All About Women. What Causes Vaginal Itching? https://www.allaboutwomenmd.com/knowledge-center/vaginal-itching-causes.html

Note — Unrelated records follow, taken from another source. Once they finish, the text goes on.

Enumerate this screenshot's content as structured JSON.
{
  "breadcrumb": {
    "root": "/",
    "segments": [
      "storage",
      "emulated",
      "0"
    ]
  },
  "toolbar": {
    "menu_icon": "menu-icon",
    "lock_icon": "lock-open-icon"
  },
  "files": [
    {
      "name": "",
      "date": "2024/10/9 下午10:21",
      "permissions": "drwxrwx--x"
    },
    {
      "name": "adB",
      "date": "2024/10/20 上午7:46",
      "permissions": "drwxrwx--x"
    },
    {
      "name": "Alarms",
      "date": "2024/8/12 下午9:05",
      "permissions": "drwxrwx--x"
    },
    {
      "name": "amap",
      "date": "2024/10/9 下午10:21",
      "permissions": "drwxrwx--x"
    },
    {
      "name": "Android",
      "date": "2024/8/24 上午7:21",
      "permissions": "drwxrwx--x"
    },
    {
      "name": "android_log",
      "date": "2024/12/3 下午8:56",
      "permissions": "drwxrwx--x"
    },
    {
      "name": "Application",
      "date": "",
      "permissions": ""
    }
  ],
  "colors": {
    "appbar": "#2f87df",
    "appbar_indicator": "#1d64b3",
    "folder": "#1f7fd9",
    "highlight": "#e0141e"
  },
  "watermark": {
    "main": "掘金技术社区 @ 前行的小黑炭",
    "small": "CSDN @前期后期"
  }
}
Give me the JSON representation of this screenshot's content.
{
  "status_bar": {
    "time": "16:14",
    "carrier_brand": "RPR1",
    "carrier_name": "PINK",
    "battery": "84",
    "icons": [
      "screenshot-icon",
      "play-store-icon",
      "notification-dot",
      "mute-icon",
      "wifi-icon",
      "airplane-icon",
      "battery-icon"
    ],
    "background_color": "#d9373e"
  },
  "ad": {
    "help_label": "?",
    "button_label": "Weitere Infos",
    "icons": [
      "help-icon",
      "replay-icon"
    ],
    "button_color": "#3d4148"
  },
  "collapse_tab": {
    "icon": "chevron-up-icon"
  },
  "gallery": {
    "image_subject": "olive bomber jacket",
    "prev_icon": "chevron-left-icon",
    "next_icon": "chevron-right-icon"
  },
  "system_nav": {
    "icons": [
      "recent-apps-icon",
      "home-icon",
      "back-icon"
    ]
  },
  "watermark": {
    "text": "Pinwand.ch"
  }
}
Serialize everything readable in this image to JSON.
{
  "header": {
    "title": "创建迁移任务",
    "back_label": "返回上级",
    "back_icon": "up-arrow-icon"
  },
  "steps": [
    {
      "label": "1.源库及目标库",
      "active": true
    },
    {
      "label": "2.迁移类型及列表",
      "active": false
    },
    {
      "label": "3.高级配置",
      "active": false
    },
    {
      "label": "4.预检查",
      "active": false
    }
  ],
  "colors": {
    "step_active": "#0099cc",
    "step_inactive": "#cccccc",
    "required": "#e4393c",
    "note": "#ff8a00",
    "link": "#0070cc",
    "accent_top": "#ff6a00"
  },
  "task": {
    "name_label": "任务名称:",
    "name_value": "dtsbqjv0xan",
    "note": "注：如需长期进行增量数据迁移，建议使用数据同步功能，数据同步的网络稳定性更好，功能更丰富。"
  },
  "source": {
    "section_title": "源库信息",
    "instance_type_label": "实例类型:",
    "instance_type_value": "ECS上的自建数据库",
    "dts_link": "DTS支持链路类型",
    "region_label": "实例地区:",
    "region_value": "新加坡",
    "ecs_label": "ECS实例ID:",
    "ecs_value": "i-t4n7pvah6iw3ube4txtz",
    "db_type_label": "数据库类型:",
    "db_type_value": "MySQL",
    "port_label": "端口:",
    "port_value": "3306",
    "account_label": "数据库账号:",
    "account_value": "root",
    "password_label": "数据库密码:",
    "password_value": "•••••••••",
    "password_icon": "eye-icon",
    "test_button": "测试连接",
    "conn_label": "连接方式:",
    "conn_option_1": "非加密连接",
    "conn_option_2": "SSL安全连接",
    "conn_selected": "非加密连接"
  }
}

WebMD. Vaginal Itching, Burning, and Irritation. https://www.webmd.com/women/guide/vaginal-itching-burning-irritation#1